Stamford Bridge club want to buy back ground from fans.
Chelsea supporters are deciding whether to accept an offer from the club that could ultimately see them build a new 60,000-seat stadium.
The Blues hierarchy want to buy back parts of Stamford Bridge they sold to fans in the 1990s so they can make a profit from the land if the sell the famous ground.
The Stamford Bridge pitch and stands belong to a company called Chelsea Pitch Owners (CPO), formed in 1993, to prevent the stadium falling into the hands of property developers.
Chelsea chairman Bruce Buck and chief executive Ron Gourlay appealed to the 12,000 CPO shareholders to sell their 15,000 shares.
The fans were offered the price they paid for them – £100 – in return for various incentives at any new stadium.
Buck was hopeful the supporters would not try to hold the club to ransom, insisting there was no room for negotiation anyway.
“Bear in mind that no-one bought these shares as a financial investment,” he said.
“Everyone bought these shares as a way of helping the club and they also bought them as mementos and souvenirs.
“We haven’t considered making them a big offer because we believe they are fans of Chelsea FC and want to do what’s best for the club.”
The incentives for selling up include a guarantee that Chelsea would only relocate within a three-mile radius of Stamford Bridge if they moved before 2020.
Buck and Gourlay could not make any promises beyond that year because the sites under consideration are likely to become unavailable during the next eight years.
The proposed sites are: Earls Court, Battersea Nine Elms and possibly White City.
Fans were also promised their names would appear on a roll of honour at any new stadium, and would be given priority in selecting a season ticket.
The vote will take place on October 27, and Chelsea need at least 50% of shareholders who turn up at the EGM to agree to sell.
With only around 60 or 70 people attending CPO’s annual general meetings, a small turnout is expected, with the club understood to be planning to book a room that holds up to 400 people.
The problem for Chelsea is the EGM is attended by those who would veto the proposal, arguing that billionaire owner Roman Abramovich could afford to pay a premium on the shares.

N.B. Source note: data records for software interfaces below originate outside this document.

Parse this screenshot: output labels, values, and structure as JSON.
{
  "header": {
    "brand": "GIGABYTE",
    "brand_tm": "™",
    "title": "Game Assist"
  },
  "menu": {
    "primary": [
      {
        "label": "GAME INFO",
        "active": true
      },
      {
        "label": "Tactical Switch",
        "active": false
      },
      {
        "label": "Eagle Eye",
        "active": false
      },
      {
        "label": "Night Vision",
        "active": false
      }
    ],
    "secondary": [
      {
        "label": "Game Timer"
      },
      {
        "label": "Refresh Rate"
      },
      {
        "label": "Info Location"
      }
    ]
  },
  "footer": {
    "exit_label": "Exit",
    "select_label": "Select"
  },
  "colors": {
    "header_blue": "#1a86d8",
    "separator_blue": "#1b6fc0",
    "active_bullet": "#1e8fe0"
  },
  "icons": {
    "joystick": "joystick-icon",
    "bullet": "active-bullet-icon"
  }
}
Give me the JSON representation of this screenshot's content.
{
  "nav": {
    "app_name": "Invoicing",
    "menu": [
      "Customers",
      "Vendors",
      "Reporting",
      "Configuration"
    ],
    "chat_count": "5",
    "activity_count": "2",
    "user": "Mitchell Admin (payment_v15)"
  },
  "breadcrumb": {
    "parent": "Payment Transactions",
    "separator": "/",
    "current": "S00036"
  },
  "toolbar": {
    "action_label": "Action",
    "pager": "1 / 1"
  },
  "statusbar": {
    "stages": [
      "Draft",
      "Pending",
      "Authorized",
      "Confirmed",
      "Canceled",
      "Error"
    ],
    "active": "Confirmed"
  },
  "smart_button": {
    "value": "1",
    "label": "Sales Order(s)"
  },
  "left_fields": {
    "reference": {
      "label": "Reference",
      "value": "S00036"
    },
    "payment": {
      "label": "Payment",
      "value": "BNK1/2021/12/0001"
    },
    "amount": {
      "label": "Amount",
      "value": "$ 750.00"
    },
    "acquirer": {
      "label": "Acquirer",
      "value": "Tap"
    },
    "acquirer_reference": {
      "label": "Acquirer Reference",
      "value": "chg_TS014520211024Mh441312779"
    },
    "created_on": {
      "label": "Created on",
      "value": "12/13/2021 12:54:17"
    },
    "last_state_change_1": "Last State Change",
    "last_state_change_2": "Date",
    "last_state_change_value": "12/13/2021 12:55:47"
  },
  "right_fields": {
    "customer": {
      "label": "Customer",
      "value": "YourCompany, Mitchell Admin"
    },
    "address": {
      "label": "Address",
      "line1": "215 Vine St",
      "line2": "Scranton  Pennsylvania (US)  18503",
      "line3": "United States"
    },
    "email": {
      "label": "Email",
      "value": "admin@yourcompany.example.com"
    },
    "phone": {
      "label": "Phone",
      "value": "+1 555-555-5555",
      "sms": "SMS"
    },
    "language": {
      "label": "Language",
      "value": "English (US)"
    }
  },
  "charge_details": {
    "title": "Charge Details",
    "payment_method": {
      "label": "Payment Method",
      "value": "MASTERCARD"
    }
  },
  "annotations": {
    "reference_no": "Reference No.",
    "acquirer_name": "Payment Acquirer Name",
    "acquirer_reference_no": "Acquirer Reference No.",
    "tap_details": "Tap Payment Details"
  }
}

Buck insists the club had explored the possibility of redeveloping Stamford Bridge but that every idea put forward had proven impractical or too expensive.